Supporting early childhood professionals worldwide in
their efforts to craft thriving environments for children and adults.
By Elizabeth JonesGo to page: 1 2 3 4 5
How did you play as a child? Ask this question in a group of adults and most can talk with pleasure about neighborhood games, outdoor adventures, and cozy hiding places. Ask, "What did you learn by playing?" and the answers are remarkably thoughtful, encompassing creative imagination, moral judgment, negotiation, physical skills, and courage.
Once when I asked these questions of a teaching staff, one teacher insisted that she didn't play as a child. There were knowing nods among her colleagues; a notorious workaholic and perfectionist, she was an inflexible thinker unable to compromise on program issues. "I'll bet there's a connection," one of them said thoughtfully. I'll bet there is, too.

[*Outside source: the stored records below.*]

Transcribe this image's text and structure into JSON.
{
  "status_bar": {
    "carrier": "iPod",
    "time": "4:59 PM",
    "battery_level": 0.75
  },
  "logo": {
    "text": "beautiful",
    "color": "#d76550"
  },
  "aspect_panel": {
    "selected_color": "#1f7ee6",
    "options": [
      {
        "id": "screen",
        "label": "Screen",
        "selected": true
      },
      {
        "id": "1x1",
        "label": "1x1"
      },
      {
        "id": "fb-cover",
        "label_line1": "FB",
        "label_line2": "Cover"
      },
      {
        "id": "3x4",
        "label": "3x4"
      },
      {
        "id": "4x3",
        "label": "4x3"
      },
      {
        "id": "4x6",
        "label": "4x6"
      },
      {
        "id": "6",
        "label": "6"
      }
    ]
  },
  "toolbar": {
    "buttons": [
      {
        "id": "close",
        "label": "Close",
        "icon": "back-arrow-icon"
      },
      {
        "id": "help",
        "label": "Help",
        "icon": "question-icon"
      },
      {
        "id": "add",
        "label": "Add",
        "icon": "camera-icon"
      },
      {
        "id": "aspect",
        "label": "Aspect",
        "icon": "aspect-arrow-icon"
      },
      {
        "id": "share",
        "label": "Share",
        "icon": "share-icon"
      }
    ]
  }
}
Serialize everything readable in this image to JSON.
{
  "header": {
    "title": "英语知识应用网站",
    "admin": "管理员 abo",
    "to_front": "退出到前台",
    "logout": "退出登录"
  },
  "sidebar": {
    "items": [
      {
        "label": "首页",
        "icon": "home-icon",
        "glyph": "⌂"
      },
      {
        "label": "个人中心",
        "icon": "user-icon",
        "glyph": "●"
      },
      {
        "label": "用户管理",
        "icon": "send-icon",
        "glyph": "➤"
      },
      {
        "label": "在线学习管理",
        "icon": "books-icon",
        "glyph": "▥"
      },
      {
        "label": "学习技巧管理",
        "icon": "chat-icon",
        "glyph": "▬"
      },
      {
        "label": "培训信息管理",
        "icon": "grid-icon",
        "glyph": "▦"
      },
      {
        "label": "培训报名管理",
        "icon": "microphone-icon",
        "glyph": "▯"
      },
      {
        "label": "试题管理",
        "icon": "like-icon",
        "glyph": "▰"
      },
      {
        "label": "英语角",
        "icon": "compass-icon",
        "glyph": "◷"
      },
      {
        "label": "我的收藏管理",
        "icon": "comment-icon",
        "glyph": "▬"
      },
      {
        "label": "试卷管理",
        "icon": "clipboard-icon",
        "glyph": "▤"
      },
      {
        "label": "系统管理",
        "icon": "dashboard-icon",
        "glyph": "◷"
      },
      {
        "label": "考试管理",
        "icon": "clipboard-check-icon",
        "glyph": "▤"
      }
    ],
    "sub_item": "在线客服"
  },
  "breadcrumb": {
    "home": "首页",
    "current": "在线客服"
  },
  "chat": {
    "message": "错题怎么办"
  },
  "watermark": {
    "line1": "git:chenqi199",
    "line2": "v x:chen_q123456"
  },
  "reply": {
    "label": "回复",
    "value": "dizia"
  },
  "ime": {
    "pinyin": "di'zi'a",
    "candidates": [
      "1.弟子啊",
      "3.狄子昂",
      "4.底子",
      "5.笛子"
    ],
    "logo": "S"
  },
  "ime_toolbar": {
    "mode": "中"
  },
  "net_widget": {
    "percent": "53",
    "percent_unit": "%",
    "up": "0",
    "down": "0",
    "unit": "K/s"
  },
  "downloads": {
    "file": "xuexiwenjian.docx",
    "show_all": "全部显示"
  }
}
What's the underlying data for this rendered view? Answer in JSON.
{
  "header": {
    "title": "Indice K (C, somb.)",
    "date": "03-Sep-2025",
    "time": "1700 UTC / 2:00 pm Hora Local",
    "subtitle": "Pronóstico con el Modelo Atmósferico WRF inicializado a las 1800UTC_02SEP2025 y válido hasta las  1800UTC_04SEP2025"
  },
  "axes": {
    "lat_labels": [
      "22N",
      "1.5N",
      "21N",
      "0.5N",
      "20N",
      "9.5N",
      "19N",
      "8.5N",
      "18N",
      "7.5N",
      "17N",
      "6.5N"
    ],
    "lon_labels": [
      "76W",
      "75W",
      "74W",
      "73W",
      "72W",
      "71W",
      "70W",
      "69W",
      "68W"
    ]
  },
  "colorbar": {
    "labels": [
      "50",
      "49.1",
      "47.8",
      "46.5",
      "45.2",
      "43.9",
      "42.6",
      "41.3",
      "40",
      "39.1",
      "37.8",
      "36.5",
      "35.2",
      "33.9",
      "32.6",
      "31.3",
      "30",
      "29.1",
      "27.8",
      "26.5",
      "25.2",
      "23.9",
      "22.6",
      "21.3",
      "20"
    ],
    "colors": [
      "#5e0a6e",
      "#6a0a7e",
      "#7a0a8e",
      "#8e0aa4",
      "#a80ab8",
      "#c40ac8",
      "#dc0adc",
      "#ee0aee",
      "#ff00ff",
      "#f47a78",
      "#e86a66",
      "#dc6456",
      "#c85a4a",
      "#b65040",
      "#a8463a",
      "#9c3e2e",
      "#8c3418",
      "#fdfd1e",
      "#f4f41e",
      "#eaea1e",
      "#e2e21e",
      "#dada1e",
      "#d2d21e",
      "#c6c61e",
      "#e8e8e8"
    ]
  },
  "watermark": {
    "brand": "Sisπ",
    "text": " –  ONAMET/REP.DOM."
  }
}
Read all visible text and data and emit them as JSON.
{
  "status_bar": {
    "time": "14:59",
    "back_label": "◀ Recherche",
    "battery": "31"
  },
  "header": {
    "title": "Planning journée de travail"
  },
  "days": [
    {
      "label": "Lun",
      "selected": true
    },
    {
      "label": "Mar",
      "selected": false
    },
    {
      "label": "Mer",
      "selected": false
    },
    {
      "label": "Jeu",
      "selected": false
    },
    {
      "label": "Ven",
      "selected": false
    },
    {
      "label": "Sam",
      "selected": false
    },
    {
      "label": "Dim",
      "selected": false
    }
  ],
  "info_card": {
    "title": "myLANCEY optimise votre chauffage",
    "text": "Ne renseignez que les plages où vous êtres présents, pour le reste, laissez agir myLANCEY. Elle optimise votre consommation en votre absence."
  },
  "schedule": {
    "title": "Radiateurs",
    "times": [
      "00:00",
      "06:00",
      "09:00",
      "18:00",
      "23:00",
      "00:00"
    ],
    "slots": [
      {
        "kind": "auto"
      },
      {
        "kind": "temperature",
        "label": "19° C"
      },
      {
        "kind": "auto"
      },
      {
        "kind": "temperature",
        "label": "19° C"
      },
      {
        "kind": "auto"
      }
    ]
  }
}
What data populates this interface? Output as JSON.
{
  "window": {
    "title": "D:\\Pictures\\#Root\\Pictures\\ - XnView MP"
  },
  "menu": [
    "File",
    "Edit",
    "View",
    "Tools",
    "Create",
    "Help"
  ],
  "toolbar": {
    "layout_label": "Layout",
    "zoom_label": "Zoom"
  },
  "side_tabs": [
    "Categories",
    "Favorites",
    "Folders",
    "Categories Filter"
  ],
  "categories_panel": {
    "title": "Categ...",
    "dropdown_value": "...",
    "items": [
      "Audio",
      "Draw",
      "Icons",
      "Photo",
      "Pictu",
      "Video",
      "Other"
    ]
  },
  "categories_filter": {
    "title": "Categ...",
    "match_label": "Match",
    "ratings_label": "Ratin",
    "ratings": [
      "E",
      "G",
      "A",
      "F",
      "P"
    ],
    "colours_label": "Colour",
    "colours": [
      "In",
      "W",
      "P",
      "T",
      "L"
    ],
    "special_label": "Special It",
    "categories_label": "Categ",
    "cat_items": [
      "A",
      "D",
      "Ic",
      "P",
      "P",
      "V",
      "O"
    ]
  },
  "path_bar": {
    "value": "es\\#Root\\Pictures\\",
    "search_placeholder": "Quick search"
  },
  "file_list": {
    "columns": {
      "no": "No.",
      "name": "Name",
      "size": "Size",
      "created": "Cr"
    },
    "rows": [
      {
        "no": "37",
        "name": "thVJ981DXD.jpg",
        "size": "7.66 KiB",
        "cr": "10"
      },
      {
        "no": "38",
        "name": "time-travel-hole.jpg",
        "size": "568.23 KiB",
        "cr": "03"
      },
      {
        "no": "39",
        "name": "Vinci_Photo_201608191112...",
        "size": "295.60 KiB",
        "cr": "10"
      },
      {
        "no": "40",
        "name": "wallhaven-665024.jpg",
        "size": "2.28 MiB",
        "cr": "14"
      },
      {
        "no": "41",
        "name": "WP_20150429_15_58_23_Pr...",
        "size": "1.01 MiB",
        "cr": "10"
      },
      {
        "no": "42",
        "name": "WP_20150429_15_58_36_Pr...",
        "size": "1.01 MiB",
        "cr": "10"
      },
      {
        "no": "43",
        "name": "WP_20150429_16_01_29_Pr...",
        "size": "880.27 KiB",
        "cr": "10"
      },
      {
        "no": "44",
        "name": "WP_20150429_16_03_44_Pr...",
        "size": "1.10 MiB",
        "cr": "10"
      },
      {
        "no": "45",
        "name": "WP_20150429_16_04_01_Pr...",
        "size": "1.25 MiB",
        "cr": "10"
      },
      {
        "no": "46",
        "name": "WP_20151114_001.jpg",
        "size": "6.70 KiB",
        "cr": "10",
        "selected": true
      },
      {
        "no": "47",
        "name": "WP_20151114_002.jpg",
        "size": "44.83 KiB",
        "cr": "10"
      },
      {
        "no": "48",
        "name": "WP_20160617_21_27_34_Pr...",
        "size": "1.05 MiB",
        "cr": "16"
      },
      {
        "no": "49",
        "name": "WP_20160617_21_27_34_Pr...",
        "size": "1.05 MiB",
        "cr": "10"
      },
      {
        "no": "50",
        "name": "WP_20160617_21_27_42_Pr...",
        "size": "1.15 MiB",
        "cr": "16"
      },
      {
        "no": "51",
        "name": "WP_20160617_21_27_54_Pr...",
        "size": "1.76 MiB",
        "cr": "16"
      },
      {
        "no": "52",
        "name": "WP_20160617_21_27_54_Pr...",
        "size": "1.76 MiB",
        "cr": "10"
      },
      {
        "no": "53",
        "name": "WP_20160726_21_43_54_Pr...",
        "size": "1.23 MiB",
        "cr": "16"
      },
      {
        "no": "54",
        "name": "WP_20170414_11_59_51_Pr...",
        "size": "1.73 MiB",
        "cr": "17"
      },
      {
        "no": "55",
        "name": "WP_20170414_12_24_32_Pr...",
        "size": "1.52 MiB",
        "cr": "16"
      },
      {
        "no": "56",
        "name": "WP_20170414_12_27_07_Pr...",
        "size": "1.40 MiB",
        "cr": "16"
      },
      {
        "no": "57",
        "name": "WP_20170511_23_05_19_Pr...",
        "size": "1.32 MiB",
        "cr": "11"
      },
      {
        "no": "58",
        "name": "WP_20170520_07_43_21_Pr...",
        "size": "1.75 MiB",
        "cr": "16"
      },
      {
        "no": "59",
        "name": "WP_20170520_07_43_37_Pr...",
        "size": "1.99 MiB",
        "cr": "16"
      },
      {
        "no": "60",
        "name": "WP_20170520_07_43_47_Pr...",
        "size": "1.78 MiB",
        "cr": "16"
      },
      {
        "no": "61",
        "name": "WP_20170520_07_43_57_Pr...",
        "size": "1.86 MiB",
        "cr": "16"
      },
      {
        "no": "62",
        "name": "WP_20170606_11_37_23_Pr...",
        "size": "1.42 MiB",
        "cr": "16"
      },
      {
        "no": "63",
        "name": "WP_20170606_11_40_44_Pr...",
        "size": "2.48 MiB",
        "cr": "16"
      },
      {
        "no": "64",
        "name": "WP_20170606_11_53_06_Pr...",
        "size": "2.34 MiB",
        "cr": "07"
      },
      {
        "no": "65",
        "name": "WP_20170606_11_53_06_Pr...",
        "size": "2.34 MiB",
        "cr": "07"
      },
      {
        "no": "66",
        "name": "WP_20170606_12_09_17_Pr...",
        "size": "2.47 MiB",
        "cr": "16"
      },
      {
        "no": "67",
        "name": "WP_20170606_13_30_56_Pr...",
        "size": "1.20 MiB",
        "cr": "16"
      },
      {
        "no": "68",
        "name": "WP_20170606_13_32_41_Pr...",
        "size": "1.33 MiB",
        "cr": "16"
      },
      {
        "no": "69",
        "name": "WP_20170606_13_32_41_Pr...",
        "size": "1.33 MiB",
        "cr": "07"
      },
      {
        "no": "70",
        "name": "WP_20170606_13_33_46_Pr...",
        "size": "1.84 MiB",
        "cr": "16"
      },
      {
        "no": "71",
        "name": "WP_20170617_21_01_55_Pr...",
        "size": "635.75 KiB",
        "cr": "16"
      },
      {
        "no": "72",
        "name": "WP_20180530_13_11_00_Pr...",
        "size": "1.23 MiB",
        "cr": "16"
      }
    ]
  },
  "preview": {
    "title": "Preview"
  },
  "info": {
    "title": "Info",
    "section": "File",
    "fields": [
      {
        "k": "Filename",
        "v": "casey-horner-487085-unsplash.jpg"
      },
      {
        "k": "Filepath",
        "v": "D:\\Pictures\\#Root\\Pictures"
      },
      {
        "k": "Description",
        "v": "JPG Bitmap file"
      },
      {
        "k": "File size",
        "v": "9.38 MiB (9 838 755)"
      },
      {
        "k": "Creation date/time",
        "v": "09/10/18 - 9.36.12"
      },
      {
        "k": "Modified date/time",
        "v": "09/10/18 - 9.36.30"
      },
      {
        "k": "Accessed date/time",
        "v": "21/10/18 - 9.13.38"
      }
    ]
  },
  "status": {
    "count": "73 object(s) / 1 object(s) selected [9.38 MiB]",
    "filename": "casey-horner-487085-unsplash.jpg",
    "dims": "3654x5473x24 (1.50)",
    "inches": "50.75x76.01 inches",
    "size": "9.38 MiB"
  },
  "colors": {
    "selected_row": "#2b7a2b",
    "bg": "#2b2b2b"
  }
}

The spontaneous play of young children is their highest achievement. In their play, children invent the world for themselves and create a place for themselves in it. They are re-creating their pasts and imagining their futures, while grounding themselves in the reality and fantasy of their lives here-and-now. (Jones and Reynolds, 1992, p. 129)
Children at play are constructing their individual identities as well as their knowledge of the world. The choosing child is saying, in effect, "This is who I am. This is what I want to do. This is what I need to do it with. When I play with others, I can negotiate with them to include my experiences as well as theirs. We talk about what we're doing, and we act it out. I need to keep playing until I'm done." (Jones, 1990, p. 11)
What's play? Choosing for oneself. Children need to play, and so do adults, especially those who spendmuch of their time with children. Working in child care, it's important that adults be able to make choices for themselves, inventing things they like to do, rather than simply implementing plans made by someone else. As any child can tell you, if someone else makes you do it, it's not play. Teachers, like children, are most competent when they're playing - that is, when they're staying alert to the action and the possibilities, choosing, planning, negotiating, and elaborating.
Play is invented by each player; imitation is not the same as play. Good teaching ideas often reflect a particular teacher's preferred play mode. In Vivian Paley's "storyplay" (1981), she invites children to dictate stories and later casts them to be enacted in the group. Linda Gibson, discovering that three year olds' fascination with the sound patterns of language matched her own (she was writing a dissertation on children's wordplay), ended each morning in her preschool class with "Rhyme Time" (1989, pp. 53-54). My own children at home frequently re-created dramatic episodes from the stories I read to them:
"Little Girl, why for you move?" asks the Gunniwolf.
"I no move," she answers, trembling.
"Then you must sing me that guten sweeten song again," he growls.
"Kum-kwa, khi-wa," she sings, until her song puts him to sleep and she can run pitty-pat home, hoping he won't come hunker-cha hunker-cha after her - and Michael as Gunniwolf pounced on his sister Suzanne time after time. She loved both the scariness and the power of her song (Little Girl always gets away). (Harper, 1967)
>> Next Page